A problem that escapes the attention of the media as well as most people, is the prevalence of pro se lawsuits that accuse numerous people and entities with wrongdoing on vague or non-existent legal theories. Many but not all are filed by prisoners. Most lack the sophistication necessary to formulate a coherent legal strategy.
Unfortunately, I see these cases on a regular basis because fire departments are one of the entities that are commonly sued. Recall back in 2015 I posted about one that named 88 defendants including the Brockton Fire Department, the New England Patriots, and Tom Brady, along with the band Oasis, Def Jam Recordings, “the neighbors across the hall” and “a guy in the apartment to the left diagonal space from my old apartment”. Most pro se cases of this nature do not warrant much attention. There have been a couple of dozen this year alone naming fire departments.

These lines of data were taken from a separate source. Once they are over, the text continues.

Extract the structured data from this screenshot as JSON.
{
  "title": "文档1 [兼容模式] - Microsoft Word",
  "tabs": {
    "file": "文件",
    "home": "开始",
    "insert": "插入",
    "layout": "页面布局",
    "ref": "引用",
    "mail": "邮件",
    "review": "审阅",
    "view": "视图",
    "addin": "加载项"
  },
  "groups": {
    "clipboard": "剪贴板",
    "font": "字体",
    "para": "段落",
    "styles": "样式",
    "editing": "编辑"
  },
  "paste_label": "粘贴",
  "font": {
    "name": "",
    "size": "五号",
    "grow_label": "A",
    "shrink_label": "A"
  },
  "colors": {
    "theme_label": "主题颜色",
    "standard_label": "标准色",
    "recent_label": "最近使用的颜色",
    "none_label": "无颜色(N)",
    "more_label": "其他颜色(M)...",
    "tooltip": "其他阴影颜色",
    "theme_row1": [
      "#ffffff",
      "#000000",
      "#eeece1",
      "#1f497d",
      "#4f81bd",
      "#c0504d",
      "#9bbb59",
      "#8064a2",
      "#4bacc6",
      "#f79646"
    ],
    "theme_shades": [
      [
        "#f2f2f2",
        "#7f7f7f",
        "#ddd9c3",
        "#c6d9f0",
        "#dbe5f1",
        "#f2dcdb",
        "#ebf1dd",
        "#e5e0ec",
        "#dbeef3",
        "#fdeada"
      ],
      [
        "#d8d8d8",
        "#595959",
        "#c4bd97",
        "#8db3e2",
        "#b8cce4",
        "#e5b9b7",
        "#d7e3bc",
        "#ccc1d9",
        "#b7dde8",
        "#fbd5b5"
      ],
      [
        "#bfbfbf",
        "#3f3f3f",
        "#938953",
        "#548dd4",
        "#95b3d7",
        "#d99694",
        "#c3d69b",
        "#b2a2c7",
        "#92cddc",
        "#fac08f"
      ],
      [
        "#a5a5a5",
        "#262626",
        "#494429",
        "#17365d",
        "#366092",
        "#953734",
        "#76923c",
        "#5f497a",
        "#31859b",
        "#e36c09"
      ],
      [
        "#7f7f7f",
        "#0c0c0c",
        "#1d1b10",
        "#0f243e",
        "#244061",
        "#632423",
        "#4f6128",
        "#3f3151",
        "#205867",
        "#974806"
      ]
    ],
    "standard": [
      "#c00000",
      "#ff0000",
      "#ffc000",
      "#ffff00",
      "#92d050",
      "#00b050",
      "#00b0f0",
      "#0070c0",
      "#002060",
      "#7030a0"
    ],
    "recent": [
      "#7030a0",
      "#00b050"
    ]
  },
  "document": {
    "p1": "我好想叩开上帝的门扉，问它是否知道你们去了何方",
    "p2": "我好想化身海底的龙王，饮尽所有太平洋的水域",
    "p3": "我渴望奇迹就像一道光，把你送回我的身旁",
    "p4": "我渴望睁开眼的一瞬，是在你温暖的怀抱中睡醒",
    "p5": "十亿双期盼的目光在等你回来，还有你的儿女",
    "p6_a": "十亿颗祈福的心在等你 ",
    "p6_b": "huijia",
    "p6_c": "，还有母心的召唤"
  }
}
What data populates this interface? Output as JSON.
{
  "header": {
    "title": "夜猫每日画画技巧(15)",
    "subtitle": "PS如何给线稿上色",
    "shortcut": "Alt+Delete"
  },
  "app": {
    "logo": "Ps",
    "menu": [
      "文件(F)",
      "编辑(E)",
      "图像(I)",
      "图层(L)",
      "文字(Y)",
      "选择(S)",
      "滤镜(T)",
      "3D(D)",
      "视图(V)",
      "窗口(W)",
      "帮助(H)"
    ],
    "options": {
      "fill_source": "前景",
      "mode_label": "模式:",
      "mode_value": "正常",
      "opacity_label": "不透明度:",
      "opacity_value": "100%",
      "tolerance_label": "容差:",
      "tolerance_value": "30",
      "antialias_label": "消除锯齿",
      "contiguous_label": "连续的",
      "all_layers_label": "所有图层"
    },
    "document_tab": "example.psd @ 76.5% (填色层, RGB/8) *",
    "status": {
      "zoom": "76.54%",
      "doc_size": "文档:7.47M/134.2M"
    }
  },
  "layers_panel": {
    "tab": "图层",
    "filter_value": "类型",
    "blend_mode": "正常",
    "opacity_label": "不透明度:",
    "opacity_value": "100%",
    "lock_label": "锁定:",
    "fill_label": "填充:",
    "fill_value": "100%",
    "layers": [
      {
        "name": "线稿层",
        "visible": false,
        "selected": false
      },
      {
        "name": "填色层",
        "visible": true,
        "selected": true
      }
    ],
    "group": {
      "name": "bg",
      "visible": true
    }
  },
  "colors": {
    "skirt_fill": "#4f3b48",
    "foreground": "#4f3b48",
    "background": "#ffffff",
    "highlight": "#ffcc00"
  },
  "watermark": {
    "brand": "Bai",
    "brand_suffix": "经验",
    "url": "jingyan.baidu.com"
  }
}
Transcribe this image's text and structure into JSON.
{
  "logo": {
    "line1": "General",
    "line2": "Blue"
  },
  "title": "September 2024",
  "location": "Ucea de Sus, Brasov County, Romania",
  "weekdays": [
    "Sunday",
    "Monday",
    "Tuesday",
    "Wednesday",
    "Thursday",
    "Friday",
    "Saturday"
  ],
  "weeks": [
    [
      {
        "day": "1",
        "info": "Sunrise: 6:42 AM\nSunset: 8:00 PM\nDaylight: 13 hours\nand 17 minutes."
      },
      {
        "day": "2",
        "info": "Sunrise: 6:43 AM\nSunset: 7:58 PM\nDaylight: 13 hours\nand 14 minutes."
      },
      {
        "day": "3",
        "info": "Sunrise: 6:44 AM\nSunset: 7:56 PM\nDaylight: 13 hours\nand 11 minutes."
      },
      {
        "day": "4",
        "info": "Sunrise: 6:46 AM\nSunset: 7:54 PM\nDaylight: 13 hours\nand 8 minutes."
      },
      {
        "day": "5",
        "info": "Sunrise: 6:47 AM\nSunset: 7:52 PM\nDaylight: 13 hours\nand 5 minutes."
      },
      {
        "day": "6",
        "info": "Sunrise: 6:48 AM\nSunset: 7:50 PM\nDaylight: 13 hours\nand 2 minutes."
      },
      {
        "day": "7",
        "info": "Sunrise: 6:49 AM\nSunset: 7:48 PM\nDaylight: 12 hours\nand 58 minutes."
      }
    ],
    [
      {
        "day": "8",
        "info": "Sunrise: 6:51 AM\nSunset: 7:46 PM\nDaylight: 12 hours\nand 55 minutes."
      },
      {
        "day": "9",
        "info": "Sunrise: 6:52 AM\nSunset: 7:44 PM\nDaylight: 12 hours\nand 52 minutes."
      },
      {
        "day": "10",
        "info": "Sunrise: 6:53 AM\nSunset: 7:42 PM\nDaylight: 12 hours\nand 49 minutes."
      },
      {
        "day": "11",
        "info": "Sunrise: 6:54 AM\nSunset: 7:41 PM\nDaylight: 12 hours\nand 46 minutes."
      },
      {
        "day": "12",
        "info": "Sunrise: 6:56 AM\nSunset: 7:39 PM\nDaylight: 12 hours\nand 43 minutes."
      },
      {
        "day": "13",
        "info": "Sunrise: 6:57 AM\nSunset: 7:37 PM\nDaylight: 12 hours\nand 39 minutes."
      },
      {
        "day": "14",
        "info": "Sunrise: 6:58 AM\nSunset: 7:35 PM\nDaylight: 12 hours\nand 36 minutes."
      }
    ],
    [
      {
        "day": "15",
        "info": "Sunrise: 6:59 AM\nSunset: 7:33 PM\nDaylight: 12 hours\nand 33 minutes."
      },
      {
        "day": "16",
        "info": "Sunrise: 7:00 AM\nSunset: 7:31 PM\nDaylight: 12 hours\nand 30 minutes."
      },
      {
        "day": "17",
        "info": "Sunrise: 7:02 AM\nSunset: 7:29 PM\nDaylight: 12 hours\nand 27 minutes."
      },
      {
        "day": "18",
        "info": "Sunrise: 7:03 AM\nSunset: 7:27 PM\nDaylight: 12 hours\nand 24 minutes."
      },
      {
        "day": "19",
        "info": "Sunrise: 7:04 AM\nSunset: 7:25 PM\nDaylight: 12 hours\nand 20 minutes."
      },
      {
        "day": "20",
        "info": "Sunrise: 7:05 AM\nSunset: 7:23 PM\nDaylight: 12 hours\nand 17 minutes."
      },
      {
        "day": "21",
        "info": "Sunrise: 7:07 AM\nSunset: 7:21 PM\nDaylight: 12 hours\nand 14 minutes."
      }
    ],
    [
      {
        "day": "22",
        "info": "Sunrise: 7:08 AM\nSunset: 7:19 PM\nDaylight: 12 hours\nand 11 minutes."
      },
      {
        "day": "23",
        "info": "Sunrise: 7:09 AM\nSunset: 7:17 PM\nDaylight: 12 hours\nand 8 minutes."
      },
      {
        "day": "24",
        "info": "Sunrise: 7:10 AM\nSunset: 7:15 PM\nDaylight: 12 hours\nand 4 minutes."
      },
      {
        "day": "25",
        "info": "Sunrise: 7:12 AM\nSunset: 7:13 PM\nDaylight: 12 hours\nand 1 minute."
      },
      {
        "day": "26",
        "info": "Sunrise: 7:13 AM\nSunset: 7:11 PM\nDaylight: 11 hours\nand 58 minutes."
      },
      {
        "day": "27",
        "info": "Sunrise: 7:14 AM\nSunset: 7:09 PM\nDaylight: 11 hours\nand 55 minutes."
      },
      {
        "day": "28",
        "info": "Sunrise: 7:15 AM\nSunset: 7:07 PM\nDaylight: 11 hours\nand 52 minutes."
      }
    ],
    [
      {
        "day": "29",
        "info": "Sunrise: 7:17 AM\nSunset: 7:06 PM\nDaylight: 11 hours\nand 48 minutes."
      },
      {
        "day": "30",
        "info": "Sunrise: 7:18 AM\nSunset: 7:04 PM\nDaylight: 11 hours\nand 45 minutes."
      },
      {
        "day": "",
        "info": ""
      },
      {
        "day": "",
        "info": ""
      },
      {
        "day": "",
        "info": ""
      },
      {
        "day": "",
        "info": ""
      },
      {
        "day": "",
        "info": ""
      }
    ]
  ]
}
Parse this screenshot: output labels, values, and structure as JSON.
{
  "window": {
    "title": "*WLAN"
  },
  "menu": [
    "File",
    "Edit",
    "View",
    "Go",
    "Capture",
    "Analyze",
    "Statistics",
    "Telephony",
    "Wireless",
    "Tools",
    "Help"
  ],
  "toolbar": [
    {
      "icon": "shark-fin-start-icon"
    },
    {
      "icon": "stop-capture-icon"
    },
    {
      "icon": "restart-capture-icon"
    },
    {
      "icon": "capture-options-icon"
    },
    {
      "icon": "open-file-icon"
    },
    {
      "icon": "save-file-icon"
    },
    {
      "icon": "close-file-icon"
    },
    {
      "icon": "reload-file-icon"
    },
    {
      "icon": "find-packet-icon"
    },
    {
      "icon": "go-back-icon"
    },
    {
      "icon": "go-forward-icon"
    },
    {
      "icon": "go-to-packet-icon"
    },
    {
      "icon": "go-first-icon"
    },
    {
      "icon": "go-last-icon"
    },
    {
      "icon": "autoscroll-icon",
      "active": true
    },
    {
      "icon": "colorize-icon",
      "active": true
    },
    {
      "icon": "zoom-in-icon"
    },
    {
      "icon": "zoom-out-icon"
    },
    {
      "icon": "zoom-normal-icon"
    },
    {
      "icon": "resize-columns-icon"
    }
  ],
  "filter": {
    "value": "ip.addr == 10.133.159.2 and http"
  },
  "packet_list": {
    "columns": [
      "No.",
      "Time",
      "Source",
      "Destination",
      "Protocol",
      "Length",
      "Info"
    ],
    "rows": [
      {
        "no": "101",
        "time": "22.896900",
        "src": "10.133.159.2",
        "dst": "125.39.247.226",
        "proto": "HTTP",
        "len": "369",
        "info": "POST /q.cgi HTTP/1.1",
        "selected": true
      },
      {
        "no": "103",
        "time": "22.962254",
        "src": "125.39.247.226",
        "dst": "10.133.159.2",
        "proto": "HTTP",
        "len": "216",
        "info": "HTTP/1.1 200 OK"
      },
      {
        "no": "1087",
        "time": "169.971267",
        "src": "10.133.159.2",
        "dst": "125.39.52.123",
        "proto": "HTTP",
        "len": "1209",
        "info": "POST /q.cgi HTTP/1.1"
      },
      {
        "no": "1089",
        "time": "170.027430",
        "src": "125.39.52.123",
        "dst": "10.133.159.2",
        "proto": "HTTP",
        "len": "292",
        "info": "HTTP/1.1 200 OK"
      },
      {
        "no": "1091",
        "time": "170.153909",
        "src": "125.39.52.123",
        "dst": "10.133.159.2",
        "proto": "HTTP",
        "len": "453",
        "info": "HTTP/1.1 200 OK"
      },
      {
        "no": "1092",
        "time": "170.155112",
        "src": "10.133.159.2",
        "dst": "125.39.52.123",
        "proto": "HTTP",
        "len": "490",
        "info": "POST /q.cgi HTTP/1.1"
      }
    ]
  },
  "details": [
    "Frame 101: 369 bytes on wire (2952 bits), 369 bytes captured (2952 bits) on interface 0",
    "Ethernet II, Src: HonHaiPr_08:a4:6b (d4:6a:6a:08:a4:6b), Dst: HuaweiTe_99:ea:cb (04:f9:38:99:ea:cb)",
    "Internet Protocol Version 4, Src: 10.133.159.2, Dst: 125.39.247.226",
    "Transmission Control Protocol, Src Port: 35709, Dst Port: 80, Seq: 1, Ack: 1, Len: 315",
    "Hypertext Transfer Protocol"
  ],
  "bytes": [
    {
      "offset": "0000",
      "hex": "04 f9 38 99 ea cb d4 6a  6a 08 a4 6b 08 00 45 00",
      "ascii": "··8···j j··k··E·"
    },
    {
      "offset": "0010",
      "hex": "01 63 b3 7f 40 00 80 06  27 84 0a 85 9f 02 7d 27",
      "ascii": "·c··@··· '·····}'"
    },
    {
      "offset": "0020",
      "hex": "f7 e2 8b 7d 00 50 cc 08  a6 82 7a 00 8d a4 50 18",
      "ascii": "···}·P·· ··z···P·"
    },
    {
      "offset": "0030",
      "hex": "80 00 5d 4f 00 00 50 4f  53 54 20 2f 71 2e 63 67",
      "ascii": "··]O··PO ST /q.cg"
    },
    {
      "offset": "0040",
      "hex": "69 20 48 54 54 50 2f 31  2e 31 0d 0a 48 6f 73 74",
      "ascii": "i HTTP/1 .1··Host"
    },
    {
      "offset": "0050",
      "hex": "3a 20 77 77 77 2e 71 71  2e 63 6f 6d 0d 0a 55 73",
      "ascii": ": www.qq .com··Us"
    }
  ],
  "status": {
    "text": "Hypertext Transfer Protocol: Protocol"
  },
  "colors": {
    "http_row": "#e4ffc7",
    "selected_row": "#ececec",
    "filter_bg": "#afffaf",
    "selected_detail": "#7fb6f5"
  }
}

The Omaha Fire Department has found itself facing a pro se lawsuit filed by a prisoner who was accused of setting a dentist’s office on fire in 2016. Alphonso Vernell Fraizer, II filed suit last week in US District Court claiming he is the victim of a wide-ranging conspiracy to frame him for setting the fire. According to the complaint, the accusation originated with his ex-wife and the dentist for whom she works. The suit claims the Omaha Fire Department, Omaha Police Department, three prosecutors, two judges, and his ex-wife’s divorce attorney were also part of the conspiracy. Frazier claims the dentist and his ex-wife have been having an affair, and he was framed for the fire because he confronted the dentist.
The complaint alleges false arrest, race discrimination, violations of the 1st, 4th, 5th, 6th, 13th and 14th Amendments, “Human Trafficking and Slavery”, bullying, defamation, hate crimes, intentional infliction of severe emotional distress and HIPAA violations. One of the biggest challenges with pro se complaints is trying to understand whether the complaint is simply poorly drafted because of the lack of sophistication of the drafter, or whether the claims are indeed frivolous. I’ll let the reader be the judge of that.
Here is a copy of the complaint: Frazier v City of Omaha
Frazier is seeking $500,000,000 (that would be $5 hundred million) in damages.